One common method of attack involves saturating the target machine with external communications requests,
so much so that it cannot respond to legitimate traffic, or responds so slowly as to be rendered essentially
unavailable. Such attacks usually lead to a server overload.
A distributed denial-of-service (DDoS) attack occurs when multiple systems flood the bandwidth or resources of
a targeted system, usually one or more web servers. Such an attack is often the result of multiple compromised
systems (for example a botnet) flooding the targeted system with traffic. When a server is overloaded with
connections, new connections can no longer be accepted. The major advantages to an attacker of using a

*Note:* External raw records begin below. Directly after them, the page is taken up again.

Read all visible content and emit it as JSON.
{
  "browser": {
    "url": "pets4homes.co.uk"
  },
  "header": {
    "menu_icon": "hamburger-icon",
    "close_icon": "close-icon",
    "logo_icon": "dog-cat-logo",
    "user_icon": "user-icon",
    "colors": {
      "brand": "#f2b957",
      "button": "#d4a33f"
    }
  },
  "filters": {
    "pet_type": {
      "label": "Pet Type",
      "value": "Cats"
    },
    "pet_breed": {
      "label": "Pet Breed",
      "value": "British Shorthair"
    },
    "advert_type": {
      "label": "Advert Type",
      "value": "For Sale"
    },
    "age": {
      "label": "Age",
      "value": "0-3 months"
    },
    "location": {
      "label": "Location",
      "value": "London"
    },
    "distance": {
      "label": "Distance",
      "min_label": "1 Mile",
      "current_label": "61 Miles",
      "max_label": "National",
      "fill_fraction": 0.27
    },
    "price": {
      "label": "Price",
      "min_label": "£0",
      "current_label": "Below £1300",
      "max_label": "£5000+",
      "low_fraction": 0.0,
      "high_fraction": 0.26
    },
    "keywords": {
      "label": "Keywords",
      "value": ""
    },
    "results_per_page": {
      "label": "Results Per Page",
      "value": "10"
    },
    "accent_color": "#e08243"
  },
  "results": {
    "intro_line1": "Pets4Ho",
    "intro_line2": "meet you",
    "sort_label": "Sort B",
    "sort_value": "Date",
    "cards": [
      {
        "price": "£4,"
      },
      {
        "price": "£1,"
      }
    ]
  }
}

distributed denial-of-service attack are that multiple machines can generate more attack traffic than one
machine, multiple attack machines are harder to turn off than one attack machine, and that the behavior of
each attack machine can be stealthier, making it harder to track and shut down. These attacker advantages
cause challenges for defense mechanisms. For example, merely purchasing more incoming bandwidth than
the current volume of the attack might not help, because the attacker might be able to simply add more attack
machines. This after all will end up completely crashing a website for periods of time.
Malware can carry DDoS attack mechanisms; one of the better-known examples of this was MyDoom. Its DoS
mechanism was triggered on a specific date and time. This type of DDoS involved hardcoding the target IP
address prior to release of the malware and no further interaction was necessary to launch the attack.